** DATA LISTING **

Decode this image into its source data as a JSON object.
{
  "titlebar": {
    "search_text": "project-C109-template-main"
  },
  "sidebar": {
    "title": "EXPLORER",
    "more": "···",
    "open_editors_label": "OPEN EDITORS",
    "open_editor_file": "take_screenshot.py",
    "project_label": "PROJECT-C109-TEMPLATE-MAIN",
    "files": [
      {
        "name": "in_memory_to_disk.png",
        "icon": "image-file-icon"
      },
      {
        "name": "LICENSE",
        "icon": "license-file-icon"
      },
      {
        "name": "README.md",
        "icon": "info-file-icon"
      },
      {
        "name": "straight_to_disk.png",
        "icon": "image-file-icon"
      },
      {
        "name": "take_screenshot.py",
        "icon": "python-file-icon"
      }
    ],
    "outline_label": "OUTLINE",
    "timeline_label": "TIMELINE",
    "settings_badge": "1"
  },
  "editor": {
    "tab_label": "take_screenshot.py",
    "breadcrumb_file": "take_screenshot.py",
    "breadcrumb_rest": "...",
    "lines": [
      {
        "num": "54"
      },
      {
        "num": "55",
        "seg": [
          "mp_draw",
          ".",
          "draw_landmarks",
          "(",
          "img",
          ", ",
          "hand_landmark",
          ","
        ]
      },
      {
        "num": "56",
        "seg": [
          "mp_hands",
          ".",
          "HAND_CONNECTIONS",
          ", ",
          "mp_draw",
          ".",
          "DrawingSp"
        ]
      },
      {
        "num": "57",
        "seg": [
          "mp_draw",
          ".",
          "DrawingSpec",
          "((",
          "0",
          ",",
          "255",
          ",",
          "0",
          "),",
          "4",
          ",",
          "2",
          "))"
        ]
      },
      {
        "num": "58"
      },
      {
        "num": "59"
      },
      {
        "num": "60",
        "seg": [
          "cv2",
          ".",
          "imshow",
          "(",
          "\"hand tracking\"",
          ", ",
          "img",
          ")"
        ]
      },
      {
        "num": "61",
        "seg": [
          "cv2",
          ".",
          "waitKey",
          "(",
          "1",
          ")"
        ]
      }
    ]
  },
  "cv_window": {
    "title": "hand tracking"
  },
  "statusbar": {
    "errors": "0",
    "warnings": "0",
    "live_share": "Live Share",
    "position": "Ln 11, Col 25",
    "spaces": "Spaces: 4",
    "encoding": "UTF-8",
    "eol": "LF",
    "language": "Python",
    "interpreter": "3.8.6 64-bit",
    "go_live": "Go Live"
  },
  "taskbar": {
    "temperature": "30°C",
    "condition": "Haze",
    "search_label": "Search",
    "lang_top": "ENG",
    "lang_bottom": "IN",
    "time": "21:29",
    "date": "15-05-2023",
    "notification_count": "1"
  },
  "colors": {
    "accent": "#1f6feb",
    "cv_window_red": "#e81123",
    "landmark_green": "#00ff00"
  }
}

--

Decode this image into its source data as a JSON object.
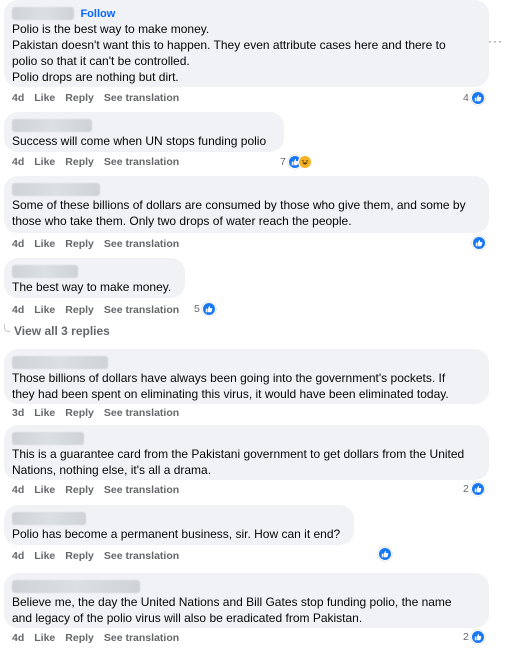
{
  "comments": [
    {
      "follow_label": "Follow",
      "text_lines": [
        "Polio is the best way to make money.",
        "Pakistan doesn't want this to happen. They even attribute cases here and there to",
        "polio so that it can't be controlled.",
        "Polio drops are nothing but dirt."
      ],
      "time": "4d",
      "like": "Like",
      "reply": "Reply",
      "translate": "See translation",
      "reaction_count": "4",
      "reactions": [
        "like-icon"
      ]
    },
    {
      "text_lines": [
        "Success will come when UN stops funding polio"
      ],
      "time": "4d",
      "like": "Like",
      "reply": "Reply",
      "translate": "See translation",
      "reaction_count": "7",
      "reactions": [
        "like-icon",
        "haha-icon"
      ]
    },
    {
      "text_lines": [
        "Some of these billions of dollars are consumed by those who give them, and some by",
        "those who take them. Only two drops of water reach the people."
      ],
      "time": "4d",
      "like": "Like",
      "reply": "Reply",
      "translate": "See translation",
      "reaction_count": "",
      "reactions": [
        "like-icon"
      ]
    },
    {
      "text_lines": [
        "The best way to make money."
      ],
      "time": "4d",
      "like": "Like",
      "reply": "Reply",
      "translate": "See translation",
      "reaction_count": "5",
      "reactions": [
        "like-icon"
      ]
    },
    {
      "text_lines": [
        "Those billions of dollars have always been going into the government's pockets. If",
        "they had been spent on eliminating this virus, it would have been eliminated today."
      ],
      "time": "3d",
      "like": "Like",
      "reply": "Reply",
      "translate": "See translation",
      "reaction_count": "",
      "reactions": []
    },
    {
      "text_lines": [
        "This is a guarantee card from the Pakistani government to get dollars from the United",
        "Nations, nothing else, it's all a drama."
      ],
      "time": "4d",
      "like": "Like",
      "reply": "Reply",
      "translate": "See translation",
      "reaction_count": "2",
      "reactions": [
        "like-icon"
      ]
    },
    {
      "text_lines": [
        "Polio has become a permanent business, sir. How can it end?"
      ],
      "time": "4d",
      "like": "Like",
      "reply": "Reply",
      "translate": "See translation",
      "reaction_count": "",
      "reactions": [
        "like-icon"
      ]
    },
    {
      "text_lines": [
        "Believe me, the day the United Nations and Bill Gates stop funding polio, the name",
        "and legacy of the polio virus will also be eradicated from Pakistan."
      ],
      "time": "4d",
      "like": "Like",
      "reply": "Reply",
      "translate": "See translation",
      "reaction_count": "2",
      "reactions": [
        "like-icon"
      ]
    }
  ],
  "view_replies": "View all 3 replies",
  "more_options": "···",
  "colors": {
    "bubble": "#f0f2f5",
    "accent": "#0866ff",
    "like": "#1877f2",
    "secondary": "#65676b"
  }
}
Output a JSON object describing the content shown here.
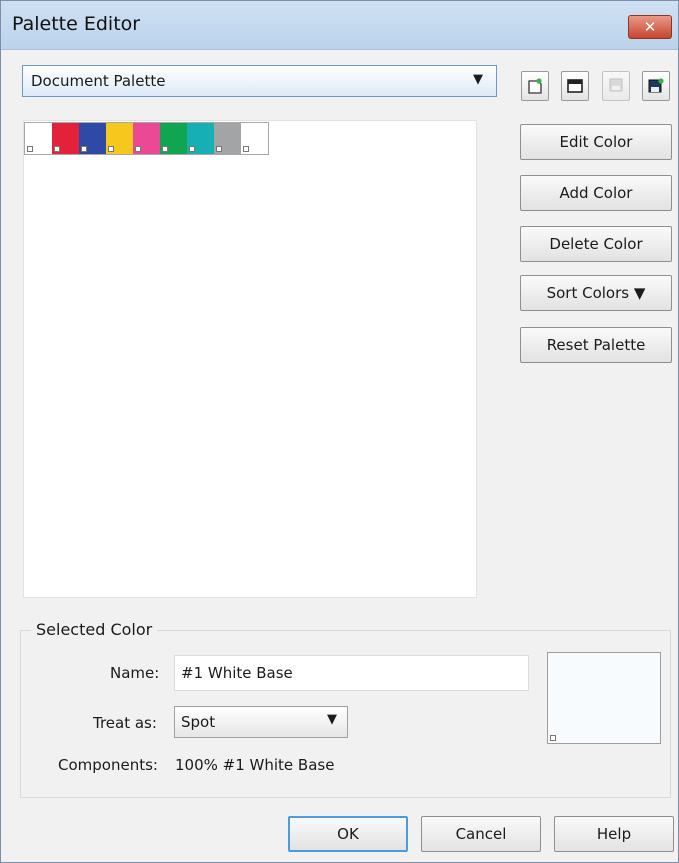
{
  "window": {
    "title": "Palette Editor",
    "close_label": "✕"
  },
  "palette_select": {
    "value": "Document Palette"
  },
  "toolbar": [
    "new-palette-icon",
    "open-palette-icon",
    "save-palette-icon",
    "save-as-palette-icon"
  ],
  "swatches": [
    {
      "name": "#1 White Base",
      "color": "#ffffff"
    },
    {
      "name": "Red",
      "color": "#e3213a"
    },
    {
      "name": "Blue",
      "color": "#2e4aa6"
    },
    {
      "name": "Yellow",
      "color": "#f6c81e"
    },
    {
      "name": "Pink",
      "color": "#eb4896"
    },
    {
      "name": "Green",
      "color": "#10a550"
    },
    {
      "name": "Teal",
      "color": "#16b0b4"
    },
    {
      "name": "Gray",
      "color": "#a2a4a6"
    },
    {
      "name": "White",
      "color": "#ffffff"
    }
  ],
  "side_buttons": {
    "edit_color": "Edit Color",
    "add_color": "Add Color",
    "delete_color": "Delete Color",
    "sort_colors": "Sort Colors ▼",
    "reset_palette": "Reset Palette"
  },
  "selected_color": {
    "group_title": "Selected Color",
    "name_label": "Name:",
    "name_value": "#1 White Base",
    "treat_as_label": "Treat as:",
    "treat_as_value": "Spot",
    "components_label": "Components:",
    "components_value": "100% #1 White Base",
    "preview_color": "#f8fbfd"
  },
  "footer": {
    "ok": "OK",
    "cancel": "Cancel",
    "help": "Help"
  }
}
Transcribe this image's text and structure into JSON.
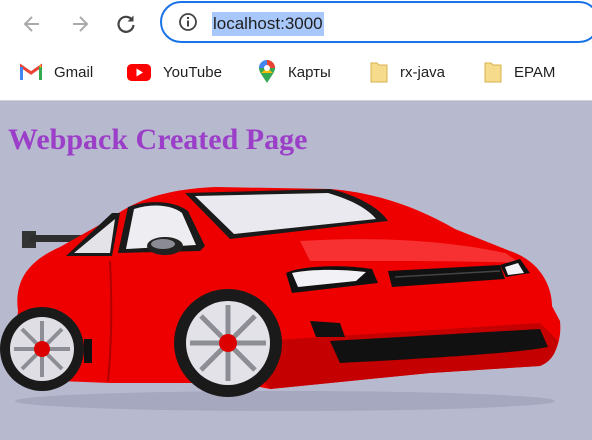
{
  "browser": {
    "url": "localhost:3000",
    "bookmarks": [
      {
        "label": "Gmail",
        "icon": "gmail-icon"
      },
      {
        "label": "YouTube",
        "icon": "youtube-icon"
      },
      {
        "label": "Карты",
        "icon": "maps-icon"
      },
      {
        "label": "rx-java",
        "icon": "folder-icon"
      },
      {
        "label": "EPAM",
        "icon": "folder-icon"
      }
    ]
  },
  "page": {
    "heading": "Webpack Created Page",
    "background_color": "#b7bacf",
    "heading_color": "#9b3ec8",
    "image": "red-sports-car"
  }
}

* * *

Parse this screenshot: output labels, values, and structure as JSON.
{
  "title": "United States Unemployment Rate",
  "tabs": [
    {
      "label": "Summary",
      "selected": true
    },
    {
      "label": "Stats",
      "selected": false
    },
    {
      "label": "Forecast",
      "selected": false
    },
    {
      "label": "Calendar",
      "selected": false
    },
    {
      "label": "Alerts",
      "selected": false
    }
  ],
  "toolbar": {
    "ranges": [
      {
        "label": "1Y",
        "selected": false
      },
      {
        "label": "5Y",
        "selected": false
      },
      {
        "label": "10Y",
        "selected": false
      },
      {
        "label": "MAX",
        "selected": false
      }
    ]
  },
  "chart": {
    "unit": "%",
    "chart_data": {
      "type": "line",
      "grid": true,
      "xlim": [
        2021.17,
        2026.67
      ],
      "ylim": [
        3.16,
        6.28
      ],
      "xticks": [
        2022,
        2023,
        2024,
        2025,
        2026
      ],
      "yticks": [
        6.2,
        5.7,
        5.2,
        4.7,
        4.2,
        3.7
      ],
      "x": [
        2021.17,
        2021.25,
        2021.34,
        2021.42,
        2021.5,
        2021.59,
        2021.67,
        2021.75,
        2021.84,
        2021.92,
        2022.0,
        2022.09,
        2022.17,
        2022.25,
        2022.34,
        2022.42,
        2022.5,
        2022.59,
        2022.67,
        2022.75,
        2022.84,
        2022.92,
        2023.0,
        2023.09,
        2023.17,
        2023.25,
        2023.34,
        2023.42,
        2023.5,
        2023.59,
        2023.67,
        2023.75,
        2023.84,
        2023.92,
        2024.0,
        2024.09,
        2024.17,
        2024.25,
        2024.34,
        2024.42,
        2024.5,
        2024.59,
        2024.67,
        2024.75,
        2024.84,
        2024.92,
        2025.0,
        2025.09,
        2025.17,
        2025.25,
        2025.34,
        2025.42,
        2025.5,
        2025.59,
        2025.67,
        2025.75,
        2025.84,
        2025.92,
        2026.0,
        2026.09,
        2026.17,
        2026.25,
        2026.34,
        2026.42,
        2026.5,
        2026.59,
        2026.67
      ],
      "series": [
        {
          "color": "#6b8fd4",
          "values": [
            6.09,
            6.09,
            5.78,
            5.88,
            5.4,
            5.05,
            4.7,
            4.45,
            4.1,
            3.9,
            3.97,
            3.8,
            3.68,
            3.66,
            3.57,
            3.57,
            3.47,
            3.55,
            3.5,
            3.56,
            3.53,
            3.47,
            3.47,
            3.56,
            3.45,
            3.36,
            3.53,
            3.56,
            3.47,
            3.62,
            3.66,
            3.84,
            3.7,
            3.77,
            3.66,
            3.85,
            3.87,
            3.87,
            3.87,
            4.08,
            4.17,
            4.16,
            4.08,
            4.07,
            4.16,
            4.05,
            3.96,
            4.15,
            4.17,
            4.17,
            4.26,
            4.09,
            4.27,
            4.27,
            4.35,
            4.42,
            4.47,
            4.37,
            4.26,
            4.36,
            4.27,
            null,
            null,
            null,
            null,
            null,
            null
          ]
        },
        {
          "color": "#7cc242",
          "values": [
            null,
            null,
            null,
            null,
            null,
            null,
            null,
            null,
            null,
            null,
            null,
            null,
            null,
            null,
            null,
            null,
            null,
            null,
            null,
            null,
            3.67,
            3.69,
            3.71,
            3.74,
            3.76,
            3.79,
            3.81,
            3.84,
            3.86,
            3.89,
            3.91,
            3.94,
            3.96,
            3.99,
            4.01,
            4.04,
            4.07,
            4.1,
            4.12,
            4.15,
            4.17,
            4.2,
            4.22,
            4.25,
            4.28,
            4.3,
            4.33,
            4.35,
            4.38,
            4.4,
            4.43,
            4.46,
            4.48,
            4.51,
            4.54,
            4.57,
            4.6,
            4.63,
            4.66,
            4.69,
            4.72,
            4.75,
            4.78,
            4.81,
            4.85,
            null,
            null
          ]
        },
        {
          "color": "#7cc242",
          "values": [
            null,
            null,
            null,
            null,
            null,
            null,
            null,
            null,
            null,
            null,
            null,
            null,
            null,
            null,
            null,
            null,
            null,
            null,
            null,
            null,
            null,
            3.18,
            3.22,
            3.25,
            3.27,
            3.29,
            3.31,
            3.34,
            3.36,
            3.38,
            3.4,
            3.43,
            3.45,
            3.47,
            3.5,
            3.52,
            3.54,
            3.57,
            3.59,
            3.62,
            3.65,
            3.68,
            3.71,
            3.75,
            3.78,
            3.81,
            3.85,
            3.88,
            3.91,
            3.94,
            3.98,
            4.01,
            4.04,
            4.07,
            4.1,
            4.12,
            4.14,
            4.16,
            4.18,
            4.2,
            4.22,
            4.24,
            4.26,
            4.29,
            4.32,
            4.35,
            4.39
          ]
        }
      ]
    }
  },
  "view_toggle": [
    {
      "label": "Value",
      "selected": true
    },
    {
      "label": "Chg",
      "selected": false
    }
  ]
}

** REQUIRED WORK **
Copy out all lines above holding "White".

** EXPECTED ANSWER **
      "name": "#1 White Base",
      "name": "White",
    "name_value": "#1 White Base",
    "components_value": "100% #1 White Base",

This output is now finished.